  • BACKGROUND AND PURPOSE: It is necessary to include the entire prostate in the high dose treatment volume when planning radical radiation for patients with prostate cancer. We prospectively compared magnetic resonance imaging (MRI) to computed tomography (CT) and urethrography as means of localizing the prostatic apex. MATERIALS AND METHODS: Thirty patients with clinically localized prostate cancer had a sagittal T2-weighted MRI scan and a conventional axial CT scan performed in the treatment position prior to the start of radiotherapy. Twenty of these patients had a static retrograde urethrogram performed at simulation. The position of the MRI and CT apices were localized independently by two radiation oncologists. In addition, the MRI apex was localized independently by a diagnostic radiologist. The urethrogram apex, defined as the tip of the urethral contrast cone, was easily identified and was therefore localized by only one observer. RESULTS: There was good interobserver agreement in the position of the MRI apex. Interobserver agreement was significantly better with MRI than with CT. There were no systematic differences in the position of the MRI and CT apices. However, the MRI apex was located significantly above and behind the urethrogram apex. There was poor correlation between MRI and CT and between MRI and urethrogram in the height of the apex above the ischial tuberosities. There was 83% agreement between MRI and CT and 80% agreement between MRI and urethrogram in the identification of patients with a low-lying apex. The apex, as determined by MRI, was <2 cm above the ischial tuberosities and therefore potentially under-treated in 17% of the patients.
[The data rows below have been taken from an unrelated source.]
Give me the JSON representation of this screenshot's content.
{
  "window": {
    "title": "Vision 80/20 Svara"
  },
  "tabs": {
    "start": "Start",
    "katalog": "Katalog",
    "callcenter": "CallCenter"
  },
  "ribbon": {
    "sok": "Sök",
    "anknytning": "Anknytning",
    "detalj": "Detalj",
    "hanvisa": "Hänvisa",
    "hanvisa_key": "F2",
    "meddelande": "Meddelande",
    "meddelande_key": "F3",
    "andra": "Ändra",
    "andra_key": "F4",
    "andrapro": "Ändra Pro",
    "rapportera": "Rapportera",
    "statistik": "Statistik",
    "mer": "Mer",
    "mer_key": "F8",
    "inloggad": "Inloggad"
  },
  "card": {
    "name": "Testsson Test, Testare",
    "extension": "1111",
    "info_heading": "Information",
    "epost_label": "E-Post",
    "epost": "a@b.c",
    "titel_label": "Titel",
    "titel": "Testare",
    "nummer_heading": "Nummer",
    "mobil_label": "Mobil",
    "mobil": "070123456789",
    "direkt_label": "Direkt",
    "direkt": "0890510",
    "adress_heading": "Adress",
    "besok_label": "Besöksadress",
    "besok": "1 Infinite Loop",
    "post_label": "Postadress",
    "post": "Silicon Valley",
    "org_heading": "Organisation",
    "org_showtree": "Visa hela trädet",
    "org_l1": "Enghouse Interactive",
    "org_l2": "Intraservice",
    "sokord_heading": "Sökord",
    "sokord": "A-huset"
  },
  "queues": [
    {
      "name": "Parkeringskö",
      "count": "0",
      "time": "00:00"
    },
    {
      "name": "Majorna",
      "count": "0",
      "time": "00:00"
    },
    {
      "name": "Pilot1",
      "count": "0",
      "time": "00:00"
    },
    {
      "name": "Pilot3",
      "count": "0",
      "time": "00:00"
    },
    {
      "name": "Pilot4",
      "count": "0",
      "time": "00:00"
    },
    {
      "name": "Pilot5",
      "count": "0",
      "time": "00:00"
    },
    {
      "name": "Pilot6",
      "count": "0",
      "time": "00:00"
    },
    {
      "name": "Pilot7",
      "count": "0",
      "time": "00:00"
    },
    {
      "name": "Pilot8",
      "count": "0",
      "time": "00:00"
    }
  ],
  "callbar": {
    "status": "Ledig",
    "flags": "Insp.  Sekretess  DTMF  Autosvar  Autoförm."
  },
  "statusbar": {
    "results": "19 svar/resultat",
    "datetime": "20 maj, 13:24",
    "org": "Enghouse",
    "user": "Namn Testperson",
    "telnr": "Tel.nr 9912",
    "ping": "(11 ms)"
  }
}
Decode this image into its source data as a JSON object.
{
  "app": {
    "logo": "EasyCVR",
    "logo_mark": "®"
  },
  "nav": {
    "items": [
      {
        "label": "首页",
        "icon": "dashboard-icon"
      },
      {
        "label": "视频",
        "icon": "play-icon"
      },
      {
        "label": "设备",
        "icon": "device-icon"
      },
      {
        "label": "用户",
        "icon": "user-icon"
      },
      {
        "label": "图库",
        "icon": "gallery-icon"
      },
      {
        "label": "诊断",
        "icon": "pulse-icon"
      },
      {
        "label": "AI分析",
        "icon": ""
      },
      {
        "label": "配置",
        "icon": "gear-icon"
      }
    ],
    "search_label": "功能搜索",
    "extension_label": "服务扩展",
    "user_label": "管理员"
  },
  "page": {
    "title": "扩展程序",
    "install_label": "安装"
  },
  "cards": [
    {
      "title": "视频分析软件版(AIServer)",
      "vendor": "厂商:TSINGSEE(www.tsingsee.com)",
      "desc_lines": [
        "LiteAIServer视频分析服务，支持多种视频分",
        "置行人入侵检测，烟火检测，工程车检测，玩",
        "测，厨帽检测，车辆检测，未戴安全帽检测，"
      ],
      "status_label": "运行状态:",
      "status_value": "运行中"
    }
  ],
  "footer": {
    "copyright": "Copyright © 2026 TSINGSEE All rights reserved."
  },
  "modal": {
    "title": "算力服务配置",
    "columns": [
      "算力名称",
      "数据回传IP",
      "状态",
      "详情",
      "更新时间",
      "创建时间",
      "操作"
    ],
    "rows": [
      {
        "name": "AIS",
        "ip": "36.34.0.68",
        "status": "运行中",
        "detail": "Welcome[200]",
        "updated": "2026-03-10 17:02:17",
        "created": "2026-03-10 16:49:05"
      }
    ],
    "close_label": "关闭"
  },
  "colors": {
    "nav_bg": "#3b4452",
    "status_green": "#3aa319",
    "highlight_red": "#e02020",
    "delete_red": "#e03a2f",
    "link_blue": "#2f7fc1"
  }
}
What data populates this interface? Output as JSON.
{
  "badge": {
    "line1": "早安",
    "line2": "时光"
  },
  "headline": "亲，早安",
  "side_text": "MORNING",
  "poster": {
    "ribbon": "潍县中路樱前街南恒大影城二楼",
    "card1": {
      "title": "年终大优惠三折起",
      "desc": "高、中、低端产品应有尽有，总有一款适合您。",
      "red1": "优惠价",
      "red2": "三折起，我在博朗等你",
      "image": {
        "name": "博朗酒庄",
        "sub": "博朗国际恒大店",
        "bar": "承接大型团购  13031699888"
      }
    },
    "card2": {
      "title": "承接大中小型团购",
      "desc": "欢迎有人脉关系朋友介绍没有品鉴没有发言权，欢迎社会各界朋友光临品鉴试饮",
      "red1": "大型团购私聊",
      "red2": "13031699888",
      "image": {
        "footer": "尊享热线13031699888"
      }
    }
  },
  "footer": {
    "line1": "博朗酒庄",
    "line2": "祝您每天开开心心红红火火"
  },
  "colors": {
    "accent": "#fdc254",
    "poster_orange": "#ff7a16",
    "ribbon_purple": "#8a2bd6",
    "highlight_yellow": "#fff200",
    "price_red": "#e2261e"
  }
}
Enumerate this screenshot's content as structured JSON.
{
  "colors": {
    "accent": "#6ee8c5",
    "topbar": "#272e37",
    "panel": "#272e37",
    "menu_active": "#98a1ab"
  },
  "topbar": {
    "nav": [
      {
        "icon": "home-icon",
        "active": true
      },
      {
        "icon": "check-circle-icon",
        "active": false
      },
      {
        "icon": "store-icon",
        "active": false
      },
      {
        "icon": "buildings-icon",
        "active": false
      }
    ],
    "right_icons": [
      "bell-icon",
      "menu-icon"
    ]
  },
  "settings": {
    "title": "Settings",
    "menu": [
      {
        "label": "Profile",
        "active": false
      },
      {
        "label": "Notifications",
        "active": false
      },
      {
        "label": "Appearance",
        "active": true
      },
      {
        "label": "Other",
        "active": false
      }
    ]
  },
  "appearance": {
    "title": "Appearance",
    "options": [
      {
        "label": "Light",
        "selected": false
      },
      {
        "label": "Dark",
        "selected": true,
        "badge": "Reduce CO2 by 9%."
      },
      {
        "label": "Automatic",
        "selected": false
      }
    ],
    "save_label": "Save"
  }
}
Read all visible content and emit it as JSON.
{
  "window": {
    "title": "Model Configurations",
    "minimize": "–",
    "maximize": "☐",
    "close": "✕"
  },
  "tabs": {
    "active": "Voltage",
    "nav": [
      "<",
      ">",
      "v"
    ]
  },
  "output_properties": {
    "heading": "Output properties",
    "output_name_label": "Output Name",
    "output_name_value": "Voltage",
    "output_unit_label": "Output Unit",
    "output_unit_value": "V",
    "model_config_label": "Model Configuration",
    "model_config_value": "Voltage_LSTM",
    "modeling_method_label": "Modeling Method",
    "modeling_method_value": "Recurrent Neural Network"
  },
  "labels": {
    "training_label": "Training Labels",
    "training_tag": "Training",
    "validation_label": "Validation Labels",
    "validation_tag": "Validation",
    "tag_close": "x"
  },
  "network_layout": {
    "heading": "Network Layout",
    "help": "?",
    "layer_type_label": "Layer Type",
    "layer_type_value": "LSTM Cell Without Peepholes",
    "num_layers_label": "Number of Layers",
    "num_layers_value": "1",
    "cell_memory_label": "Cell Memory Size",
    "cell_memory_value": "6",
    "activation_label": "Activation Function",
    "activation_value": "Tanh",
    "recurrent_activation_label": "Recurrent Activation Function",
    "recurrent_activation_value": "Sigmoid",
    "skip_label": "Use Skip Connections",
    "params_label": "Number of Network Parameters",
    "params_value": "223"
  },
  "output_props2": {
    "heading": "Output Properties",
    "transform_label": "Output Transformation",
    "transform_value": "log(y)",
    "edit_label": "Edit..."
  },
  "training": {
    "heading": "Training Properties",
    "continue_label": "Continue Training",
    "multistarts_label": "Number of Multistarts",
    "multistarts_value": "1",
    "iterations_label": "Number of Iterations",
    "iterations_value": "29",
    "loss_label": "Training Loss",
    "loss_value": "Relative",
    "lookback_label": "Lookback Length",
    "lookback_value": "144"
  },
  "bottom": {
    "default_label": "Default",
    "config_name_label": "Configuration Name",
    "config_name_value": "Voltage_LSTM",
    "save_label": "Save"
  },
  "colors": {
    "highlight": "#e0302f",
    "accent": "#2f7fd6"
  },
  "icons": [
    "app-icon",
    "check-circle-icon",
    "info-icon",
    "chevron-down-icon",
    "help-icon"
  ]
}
CONCLUSIONS: MRI is superior to CT and urethrography for localization of the prostatic apex. All patients undergoing radiotherapy for prostate cancer should have localization of the apex using MRI or a technique of equal precision to assure adequate dose delivery to the entire prostate and to minimize the unnecessary irradiation of normal tissues.

authors

  • Milosevic, Michael
  • Voruganti, Sachi
  • Blend, Ralph
  • Alasti, Hamideh
  • Warde, Padraig
  • McLean, Michael
  • Catton, Pamela
  • Catton, Charles
  • Gospodarowicz, Mary

publication date

  • June 1998